These bulbs will the be the biggest environmental tragedy in recent times when our waters and soil are toxic because of the mercury..... VOTE with your wallet now and don't buy them!
post #18 of 28
So read this thread yesterday (led here by the newsletter). Then last night my 16 month old broke a CFL on our bed while I was rinsing her diapers. I don't know how long she was exposed. She wasn't cut or anything, but she was holding a piece of the broken bulb when I got back in the room.

It seriously sucked. Got all over the sheets and blankets. They say you have to throw the bedding away. It's over $100 worth of bedding and the only blanket we have.
post #19 of 28
I can't believe we will be FORCED to buy these cheaply made, China made, expensive, toxic lighting sources soon. Is it worth writing congresspeople on this and get them to change the law they passed on banning the USA made, environmentally safe incandescant light bulbs? A 16 mo holding a broken bulb laden with mercury is a scary picture....
post #20 of 28
Thread Starter 
Quote:
Originally Posted by Mana Mamma View Post
I can't believe we will be FORCED to buy these cheaply made, China made, expensive, toxic lighting sources soon. Is it worth writing congresspeople on this and get them to change the law they passed on banning the USA made, environmentally safe incandescant light bulbs? A 16 mo holding a broken bulb laden with mercury is a scary picture....
What are you referring to? Is there a federal law banning incandescent lights?
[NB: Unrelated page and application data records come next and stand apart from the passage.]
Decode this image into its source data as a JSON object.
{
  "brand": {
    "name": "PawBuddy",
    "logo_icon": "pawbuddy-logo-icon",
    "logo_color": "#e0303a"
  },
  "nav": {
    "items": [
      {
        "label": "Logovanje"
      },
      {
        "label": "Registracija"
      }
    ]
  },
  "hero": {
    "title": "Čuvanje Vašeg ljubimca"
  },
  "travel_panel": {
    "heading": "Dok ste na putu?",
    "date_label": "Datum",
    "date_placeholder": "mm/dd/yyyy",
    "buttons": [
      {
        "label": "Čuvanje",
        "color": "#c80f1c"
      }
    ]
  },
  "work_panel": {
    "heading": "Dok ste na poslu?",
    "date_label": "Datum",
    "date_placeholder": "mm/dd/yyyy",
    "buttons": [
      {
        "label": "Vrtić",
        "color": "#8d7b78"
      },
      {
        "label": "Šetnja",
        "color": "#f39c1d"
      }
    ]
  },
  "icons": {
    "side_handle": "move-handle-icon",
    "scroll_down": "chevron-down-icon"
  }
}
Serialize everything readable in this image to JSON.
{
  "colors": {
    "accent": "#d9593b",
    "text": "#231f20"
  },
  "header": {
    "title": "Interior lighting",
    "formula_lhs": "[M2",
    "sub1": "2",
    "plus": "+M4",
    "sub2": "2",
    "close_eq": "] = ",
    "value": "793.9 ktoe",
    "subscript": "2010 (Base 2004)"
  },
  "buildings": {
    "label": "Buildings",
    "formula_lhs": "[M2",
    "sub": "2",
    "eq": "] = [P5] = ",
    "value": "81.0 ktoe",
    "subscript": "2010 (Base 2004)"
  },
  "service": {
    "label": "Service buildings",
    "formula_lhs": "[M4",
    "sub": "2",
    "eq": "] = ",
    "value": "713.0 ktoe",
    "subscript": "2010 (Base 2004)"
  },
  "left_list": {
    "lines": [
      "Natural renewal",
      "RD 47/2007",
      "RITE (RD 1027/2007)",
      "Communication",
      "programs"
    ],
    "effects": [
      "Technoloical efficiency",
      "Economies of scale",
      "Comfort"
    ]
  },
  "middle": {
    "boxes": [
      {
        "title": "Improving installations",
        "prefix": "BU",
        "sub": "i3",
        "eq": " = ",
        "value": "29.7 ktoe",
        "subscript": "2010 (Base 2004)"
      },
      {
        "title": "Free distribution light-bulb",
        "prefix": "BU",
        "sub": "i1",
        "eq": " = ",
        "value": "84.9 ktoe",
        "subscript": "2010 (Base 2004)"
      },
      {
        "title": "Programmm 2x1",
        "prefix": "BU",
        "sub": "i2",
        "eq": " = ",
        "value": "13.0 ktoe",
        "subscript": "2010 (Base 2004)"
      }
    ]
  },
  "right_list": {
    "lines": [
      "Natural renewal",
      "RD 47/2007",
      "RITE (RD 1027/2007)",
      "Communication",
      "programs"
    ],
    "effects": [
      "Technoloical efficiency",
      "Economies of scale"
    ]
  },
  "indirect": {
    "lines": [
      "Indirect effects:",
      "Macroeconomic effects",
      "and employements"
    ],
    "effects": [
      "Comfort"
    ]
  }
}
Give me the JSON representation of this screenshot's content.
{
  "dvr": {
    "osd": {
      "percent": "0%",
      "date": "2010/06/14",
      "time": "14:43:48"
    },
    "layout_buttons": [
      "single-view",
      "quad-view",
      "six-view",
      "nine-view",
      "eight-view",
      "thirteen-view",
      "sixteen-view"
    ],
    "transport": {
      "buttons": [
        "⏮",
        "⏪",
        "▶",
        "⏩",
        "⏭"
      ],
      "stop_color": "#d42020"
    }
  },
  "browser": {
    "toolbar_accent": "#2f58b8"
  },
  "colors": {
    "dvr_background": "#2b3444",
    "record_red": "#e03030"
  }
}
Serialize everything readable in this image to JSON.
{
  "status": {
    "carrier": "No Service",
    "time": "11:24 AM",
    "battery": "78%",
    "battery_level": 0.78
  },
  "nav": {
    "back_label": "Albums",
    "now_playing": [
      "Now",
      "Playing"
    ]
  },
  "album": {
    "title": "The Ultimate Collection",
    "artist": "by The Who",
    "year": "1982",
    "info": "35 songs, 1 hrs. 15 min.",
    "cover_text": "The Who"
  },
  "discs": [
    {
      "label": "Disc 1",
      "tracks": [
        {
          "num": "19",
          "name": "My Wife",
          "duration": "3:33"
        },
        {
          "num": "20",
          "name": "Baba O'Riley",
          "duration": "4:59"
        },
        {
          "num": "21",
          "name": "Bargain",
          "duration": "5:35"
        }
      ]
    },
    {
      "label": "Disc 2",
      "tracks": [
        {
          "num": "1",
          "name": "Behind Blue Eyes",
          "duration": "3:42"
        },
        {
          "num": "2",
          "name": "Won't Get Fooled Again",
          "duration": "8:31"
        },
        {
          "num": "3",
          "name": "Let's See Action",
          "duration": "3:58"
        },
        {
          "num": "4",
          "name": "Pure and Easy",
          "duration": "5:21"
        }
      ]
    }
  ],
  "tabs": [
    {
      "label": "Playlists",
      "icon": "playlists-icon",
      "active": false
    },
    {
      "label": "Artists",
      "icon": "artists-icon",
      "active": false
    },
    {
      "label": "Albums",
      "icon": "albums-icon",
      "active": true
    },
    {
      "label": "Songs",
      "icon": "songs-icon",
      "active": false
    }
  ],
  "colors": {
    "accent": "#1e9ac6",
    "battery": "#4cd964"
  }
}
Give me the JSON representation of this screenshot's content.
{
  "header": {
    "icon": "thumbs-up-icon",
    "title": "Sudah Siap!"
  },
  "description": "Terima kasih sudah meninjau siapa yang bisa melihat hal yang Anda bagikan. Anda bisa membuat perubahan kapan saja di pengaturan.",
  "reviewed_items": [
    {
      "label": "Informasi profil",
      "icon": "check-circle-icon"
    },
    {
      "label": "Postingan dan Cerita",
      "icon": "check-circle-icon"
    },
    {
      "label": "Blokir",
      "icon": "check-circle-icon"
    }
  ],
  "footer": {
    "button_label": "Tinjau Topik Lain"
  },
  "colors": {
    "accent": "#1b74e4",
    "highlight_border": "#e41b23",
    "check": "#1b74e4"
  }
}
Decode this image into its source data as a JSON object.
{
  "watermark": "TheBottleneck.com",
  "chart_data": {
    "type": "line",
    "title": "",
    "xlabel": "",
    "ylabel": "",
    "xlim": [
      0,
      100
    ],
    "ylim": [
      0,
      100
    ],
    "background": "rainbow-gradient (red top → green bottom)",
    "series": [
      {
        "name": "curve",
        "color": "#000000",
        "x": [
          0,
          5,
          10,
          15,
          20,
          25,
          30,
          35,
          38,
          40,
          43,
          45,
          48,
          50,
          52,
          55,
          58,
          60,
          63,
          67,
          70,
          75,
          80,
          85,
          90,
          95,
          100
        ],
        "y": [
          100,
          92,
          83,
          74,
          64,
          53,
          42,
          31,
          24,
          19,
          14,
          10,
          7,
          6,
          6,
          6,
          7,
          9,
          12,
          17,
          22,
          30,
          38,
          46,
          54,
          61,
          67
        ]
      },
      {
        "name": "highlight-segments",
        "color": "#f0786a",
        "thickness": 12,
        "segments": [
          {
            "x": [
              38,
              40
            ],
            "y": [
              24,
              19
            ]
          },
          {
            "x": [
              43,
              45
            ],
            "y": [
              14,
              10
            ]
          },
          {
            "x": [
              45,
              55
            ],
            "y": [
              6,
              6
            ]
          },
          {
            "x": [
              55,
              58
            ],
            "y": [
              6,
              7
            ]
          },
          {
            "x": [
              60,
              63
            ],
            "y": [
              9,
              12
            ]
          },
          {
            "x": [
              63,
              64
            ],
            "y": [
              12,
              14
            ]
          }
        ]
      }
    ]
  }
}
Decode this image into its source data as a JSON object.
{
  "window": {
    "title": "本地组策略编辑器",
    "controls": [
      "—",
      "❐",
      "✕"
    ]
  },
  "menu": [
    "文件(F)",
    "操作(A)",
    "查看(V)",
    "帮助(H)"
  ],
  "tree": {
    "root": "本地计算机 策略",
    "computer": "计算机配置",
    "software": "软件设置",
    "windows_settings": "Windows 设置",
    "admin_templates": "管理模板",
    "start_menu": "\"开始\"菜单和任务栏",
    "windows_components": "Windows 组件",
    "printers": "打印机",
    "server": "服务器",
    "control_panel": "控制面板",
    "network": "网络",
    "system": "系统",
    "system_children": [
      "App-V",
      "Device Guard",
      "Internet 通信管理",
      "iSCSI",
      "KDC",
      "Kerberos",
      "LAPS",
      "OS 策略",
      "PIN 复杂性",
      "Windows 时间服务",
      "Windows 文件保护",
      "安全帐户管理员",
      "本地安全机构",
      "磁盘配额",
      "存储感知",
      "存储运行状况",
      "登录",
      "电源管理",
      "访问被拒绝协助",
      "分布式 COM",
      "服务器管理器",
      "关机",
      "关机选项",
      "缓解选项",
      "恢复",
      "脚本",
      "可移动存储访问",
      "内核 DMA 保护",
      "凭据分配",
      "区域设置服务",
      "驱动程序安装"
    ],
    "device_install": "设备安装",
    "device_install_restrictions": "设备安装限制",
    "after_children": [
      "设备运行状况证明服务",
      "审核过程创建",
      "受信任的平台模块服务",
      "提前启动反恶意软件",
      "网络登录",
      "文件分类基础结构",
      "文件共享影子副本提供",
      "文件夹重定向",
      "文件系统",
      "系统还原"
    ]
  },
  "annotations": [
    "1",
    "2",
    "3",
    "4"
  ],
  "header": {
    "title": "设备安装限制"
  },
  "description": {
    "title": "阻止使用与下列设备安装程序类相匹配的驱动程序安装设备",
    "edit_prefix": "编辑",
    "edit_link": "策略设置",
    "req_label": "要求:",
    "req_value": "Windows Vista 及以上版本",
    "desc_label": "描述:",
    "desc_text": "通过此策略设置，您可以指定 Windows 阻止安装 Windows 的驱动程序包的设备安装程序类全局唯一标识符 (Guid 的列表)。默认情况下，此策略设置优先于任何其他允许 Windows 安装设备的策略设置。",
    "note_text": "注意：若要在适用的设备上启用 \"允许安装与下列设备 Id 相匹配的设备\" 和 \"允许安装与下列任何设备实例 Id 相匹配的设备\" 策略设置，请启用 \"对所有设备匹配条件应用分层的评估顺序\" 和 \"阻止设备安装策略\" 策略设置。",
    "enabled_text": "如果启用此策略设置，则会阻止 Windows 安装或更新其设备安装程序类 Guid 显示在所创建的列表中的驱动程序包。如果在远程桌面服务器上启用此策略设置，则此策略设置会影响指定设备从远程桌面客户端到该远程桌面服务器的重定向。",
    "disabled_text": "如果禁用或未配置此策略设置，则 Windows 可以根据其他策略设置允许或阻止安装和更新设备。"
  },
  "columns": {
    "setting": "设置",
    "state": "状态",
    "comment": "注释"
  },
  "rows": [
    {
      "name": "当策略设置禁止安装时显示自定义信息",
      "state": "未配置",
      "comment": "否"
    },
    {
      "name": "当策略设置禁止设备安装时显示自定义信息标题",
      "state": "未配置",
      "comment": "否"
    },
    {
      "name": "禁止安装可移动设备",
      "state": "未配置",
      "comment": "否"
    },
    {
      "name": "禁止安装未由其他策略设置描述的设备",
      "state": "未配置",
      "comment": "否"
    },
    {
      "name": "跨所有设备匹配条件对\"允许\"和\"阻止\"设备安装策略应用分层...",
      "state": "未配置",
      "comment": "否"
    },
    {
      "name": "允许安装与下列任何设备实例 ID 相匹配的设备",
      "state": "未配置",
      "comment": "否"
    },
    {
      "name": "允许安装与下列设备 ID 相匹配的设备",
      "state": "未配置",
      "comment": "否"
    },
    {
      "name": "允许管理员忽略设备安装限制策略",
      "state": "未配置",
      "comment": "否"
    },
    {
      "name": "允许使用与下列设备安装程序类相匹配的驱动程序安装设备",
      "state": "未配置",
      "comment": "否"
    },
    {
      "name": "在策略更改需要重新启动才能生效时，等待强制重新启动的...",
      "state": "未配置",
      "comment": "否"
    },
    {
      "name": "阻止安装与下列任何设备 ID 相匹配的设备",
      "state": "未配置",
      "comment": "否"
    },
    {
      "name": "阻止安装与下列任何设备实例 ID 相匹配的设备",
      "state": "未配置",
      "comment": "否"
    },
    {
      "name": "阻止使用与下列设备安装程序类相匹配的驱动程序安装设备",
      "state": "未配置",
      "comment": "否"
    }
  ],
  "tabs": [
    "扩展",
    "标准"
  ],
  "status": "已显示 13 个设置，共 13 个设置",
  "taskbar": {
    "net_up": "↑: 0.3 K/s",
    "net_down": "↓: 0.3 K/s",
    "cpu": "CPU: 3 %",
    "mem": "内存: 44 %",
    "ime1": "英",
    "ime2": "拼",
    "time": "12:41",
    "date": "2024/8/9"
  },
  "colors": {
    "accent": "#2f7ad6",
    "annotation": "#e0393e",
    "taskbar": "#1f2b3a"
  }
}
Can you link to more information?
New Posts  All Forums:Forum Nav:
  Return Home
  Back to Forum: Reuse & Recycle
Mothering › Mothering Forums › Natural Living › The Mindful Home › Reuse & Recycle › Compact fluorescents vs. regular lightbulbs